Are these conclusion correct?
joema's Avatar
joema replied the topic: #119424 12 Mar 2022 13:46
Yes, correct. I just re-tested several A7SIII codecs on FCP 10.6.1 on an iMac Pro and M1 Max MacBook Pro 16. 
Tested:

- 4k/23.98 10-bit 4:2:2 XAVC S-I (All Intra)
- 4k/23.98 10-bit 4:2:2, XAVC-S (H264)
- 4k/23.98 8-bit 4:2:0 XAVC-S (H264)
- 4k/23.98 10-bit 4:2:2 XAVC-HS (HEVC)
- 4k/23.98 10-bit 4:2:0 XAVC-HS (HEVC)

On the iMac Pro only the XAVC S-I format was usable without proxies. On the M1 Max they were all usable but the XAVC S-I (All Intra) format was even smoother.

The exact behavior and smoothness will vary between machines and NLEs. E.g, the same codecs on an x86 2019 iMac 27 or x86 MacBook Pro 16 might be smoother than the iMac Pro since those machines have a recent version of Intel's Quick Sync accelerator. However they are still not nearly as smooth as the M1 Max.

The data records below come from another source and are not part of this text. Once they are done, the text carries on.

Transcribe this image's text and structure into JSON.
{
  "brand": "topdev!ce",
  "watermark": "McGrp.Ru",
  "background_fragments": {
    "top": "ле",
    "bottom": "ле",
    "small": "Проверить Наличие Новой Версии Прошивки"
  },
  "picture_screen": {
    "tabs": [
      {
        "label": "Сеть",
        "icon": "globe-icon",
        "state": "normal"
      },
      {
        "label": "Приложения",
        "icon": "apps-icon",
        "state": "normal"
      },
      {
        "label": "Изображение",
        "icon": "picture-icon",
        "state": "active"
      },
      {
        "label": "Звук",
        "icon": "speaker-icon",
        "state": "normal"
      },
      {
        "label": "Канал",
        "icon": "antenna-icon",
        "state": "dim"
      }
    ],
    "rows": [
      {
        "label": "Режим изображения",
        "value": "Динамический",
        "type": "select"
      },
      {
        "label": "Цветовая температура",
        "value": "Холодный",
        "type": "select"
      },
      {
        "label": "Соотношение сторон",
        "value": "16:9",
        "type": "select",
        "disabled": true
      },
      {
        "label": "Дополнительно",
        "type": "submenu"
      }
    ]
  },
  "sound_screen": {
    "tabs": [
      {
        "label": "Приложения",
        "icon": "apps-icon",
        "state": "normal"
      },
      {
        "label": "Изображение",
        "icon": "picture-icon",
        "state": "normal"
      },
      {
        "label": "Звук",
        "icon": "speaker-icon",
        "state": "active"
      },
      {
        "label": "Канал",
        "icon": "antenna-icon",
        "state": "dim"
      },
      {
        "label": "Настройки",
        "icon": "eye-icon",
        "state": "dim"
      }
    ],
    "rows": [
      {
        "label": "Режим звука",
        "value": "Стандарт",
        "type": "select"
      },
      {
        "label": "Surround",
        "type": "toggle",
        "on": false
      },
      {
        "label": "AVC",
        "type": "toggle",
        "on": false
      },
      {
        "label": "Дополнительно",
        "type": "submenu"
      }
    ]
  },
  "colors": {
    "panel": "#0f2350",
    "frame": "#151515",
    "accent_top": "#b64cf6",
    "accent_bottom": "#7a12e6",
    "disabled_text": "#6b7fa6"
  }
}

That said, there are some codecs such as the DJI 5120x2700 29.97 fps 8-bit 4:2:0 which is a bit laggy even on the M1 Max.
Bartbo's Avatar
Bartbo replied the topic: #119445 14 Mar 2022 19:16
Hi Joema, thanks again.Your reply let me to further dive into all these codecs and as far I understand (from several YouTubers) "the way to go" on the Sony A7SIII is XAVC-S (H264), since the other codecs lack some options like filming in 100fps and such. 

But the most important thing I hear from you is that you can edit these H264-files without proxies and pretty "smooth" with an M1 Max machine. I was thinking on ordering the Mac Studio M1 Max 32-core with 64GB. Does that equal or even top the MacBook Pro 16 you used? Thank again for all the effort you took to help me!
Albo's Avatar
Albo replied the topic: #119446 14 Mar 2022 19:20
Since we are mentioning GB.
I am working with 1080 and maybe and not often with 2K.
I am planning on ordering the 32GB M1 Max version which I think should be more than enough for my needs.
Right ?
joema's Avatar
joema replied the topic: #119447 14 Mar 2022 19:36

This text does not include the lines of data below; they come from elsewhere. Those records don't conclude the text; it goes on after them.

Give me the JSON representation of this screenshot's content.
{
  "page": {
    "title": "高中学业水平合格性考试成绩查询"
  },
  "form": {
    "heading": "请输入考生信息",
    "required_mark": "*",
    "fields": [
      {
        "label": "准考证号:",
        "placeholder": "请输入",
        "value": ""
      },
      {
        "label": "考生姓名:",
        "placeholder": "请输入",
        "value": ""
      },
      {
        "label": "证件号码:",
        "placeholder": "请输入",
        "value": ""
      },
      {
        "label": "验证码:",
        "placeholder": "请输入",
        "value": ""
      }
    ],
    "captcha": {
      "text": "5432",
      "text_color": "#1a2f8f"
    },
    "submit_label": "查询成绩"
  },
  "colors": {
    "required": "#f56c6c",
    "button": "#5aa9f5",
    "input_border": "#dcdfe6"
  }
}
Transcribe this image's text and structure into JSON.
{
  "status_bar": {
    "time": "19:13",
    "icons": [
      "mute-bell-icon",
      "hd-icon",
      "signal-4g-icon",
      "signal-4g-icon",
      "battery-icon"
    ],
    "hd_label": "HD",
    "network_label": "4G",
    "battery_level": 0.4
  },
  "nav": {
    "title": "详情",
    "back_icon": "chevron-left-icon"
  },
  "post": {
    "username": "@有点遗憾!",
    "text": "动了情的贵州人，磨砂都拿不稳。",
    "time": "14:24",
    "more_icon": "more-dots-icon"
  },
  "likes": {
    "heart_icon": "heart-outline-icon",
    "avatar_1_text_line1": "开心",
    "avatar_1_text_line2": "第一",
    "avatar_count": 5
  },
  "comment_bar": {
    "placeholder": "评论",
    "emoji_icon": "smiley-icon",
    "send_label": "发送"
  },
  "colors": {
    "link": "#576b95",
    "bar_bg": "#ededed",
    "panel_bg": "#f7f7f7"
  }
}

Hi Joema, thanks again.Your reply let me to further dive into all these codecs and as far I understand (from several YouTubers) "the way to go" on the Sony A7SIII is XAVC-S (H264), since the other codecs lack some options like filming in 100fps and such.

If you need native 120 fps, yes XAVC S-I will not do that. However for all other cases my preference is XAVC S-I because it's smoother to edit, even on the M1 Max. I never know if my material will be edited on an M1 Max or somebody else on the post production team might use a regular machine. However the M1 Max is smooth enough on 4k/23.98 10-bit 4:2:2 XAVC-S and XAVC-HS that you can generally get by without proxies, at least for single-cam material. 

..But the most important thing I hear from you is that you can edit these H264-files without proxies and pretty "smooth" with an M1 Max machine. I was thinking on ordering the Mac Studio M1 Max 32-core with 64GB. Does that equal or even top the MacBook Pro 16 you used?...

That should be about equal to the M1 Max on the MacBook Pro 16, but 3rd-party benchmarks are not yet available. In about 5 weeks I will have an M1 Ultra Mac Studio and test it then vs the other machines.
joema's Avatar
joema replied the topic: #119448 14 Mar 2022 19:42

Since we are mentioning GB.
I am working with 1080 and maybe and not often with 2K.
I am planning on ordering the 32GB M1 Max version which I think should be more than enough for my needs.
Right ?

If you are working with 1080p, almost any recent x86 Mac should handle that. But increasingly 4k is the production standard, even if distribution is mostly 1080p. It's possible over the several-year-life of a new machine, that trend will increase. An M1 Max (whether MacBook Pro or Mac Studio) should be able to handle most variants of single-cam 4k H264 and HEVC 4k without proxies, should that need arise. Even the regular M1 and M1 Pro can handle much of that.
Albo's Avatar
Albo replied the topic: #119449 14 Mar 2022 19:51
Thank you Joema,
I can do most of my work on an iMac mid-2017.
I am at the point where rendering and working with a few apps photo and vector slows it down quite a lot.
I was looking at the mac mini but only 16GB. Might as well upgrade to mac Studio.
I will indeed be working in 2K and distribute in 1080.